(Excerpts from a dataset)
>>>
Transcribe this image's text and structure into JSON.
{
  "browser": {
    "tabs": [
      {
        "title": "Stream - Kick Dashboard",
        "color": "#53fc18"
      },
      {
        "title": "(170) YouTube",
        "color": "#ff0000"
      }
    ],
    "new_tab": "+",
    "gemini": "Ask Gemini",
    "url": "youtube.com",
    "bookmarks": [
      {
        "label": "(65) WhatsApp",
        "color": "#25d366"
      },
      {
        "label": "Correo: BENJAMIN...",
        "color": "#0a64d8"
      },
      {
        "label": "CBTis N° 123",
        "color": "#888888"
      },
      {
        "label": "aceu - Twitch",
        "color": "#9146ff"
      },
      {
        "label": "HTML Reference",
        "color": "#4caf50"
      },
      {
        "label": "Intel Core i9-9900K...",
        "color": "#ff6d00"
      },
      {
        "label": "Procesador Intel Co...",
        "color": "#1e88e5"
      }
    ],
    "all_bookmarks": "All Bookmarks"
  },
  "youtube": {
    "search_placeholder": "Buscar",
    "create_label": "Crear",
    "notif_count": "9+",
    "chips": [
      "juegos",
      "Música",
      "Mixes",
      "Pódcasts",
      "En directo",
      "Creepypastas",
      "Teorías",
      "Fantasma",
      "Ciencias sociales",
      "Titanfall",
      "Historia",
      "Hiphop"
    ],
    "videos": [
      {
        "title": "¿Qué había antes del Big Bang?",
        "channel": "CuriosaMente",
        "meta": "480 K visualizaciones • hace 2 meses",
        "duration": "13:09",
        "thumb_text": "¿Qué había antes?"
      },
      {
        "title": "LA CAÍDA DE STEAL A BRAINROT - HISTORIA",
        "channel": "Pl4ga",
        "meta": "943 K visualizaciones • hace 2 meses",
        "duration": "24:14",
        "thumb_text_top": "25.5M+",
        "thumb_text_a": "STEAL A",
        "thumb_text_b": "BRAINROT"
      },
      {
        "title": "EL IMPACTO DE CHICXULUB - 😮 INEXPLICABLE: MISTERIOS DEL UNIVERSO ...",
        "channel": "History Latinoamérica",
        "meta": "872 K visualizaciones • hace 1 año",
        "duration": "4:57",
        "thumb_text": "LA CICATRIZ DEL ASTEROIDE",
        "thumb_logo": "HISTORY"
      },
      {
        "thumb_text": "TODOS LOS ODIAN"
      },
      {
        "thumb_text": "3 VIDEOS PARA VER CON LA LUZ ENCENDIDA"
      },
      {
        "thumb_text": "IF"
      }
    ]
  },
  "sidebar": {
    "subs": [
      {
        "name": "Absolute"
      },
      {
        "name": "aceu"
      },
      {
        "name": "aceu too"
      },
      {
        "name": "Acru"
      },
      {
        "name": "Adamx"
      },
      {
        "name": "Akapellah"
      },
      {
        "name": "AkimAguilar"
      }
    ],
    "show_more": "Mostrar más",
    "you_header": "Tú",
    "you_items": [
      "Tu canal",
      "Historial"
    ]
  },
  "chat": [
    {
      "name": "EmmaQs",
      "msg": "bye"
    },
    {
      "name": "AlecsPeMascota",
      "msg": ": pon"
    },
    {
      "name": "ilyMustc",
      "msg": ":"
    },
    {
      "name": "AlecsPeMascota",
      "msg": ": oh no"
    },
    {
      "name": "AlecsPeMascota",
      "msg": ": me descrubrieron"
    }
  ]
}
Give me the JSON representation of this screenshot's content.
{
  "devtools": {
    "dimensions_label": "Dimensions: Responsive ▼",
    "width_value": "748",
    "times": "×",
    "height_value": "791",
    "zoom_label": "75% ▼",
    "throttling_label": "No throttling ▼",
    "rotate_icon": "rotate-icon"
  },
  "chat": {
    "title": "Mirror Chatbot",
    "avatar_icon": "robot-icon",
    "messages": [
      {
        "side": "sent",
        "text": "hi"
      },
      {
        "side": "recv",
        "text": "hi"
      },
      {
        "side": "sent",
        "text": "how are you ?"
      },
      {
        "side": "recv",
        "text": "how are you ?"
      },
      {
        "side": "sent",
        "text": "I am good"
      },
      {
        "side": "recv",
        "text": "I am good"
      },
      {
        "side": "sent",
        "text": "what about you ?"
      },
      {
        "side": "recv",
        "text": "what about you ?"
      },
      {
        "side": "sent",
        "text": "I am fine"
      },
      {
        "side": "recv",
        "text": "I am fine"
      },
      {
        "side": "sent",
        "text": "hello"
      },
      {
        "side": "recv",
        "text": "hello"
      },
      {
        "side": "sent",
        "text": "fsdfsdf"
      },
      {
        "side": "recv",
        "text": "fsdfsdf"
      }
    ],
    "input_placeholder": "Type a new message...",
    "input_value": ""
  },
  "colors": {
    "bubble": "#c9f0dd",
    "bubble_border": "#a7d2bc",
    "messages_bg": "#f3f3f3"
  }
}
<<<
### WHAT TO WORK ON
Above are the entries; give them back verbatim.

### ANSWER AREA
Transcribe this image's text and structure into JSON.
{
  "browser": {
    "tabs": [
      {
        "title": "Stream - Kick Dashboard",
        "color": "#53fc18"
      },
      {
        "title": "(170) YouTube",
        "color": "#ff0000"
      }
    ],
    "new_tab": "+",
    "gemini": "Ask Gemini",
    "url": "youtube.com",
    "bookmarks": [
      {
        "label": "(65) WhatsApp",
        "color": "#25d366"
      },
      {
        "label": "Correo: BENJAMIN...",
        "color": "#0a64d8"
      },
      {
        "label": "CBTis N° 123",
        "color": "#888888"
      },
      {
        "label": "aceu - Twitch",
        "color": "#9146ff"
      },
      {
        "label": "HTML Reference",
        "color": "#4caf50"
      },
      {
        "label": "Intel Core i9-9900K...",
        "color": "#ff6d00"
      },
      {
        "label": "Procesador Intel Co...",
        "color": "#1e88e5"
      }
    ],
    "all_bookmarks": "All Bookmarks"
  },
  "youtube": {
    "search_placeholder": "Buscar",
    "create_label": "Crear",
    "notif_count": "9+",
    "chips": [
      "juegos",
      "Música",
      "Mixes",
      "Pódcasts",
      "En directo",
      "Creepypastas",
      "Teorías",
      "Fantasma",
      "Ciencias sociales",
      "Titanfall",
      "Historia",
      "Hiphop"
    ],
    "videos": [
      {
        "title": "¿Qué había antes del Big Bang?",
        "channel": "CuriosaMente",
        "meta": "480 K visualizaciones • hace 2 meses",
        "duration": "13:09",
        "thumb_text": "¿Qué había antes?"
      },
      {
        "title": "LA CAÍDA DE STEAL A BRAINROT - HISTORIA",
        "channel": "Pl4ga",
        "meta": "943 K visualizaciones • hace 2 meses",
        "duration": "24:14",
        "thumb_text_top": "25.5M+",
        "thumb_text_a": "STEAL A",
        "thumb_text_b": "BRAINROT"
      },
      {
        "title": "EL IMPACTO DE CHICXULUB - 😮 INEXPLICABLE: MISTERIOS DEL UNIVERSO ...",
        "channel": "History Latinoamérica",
        "meta": "872 K visualizaciones • hace 1 año",
        "duration": "4:57",
        "thumb_text": "LA CICATRIZ DEL ASTEROIDE",
        "thumb_logo": "HISTORY"
      },
      {
        "thumb_text": "TODOS LOS ODIAN"
      },
      {
        "thumb_text": "3 VIDEOS PARA VER CON LA LUZ ENCENDIDA"
      },
      {
        "thumb_text": "IF"
      }
    ]
  },
  "sidebar": {
    "subs": [
      {
        "name": "Absolute"
      },
      {
        "name": "aceu"
      },
      {
        "name": "aceu too"
      },
      {
        "name": "Acru"
      },
      {
        "name": "Adamx"
      },
      {
        "name": "Akapellah"
      },
      {
        "name": "AkimAguilar"
      }
    ],
    "show_more": "Mostrar más",
    "you_header": "Tú",
    "you_items": [
      "Tu canal",
      "Historial"
    ]
  },
  "chat": [
    {
      "name": "EmmaQs",
      "msg": "bye"
    },
    {
      "name": "AlecsPeMascota",
      "msg": ": pon"
    },
    {
      "name": "ilyMustc",
      "msg": ":"
    },
    {
      "name": "AlecsPeMascota",
      "msg": ": oh no"
    },
    {
      "name": "AlecsPeMascota",
      "msg": ": me descrubrieron"
    }
  ]
}
Give me the JSON representation of this screenshot's content.
{
  "devtools": {
    "dimensions_label": "Dimensions: Responsive ▼",
    "width_value": "748",
    "times": "×",
    "height_value": "791",
    "zoom_label": "75% ▼",
    "throttling_label": "No throttling ▼",
    "rotate_icon": "rotate-icon"
  },
  "chat": {
    "title": "Mirror Chatbot",
    "avatar_icon": "robot-icon",
    "messages": [
      {
        "side": "sent",
        "text": "hi"
      },
      {
        "side": "recv",
        "text": "hi"
      },
      {
        "side": "sent",
        "text": "how are you ?"
      },
      {
        "side": "recv",
        "text": "how are you ?"
      },
      {
        "side": "sent",
        "text": "I am good"
      },
      {
        "side": "recv",
        "text": "I am good"
      },
      {
        "side": "sent",
        "text": "what about you ?"
      },
      {
        "side": "recv",
        "text": "what about you ?"
      },
      {
        "side": "sent",
        "text": "I am fine"
      },
      {
        "side": "recv",
        "text": "I am fine"
      },
      {
        "side": "sent",
        "text": "hello"
      },
      {
        "side": "recv",
        "text": "hello"
      },
      {
        "side": "sent",
        "text": "fsdfsdf"
      },
      {
        "side": "recv",
        "text": "fsdfsdf"
      }
    ],
    "input_placeholder": "Type a new message...",
    "input_value": ""
  },
  "colors": {
    "bubble": "#c9f0dd",
    "bubble_border": "#a7d2bc",
    "messages_bg": "#f3f3f3"
  }
}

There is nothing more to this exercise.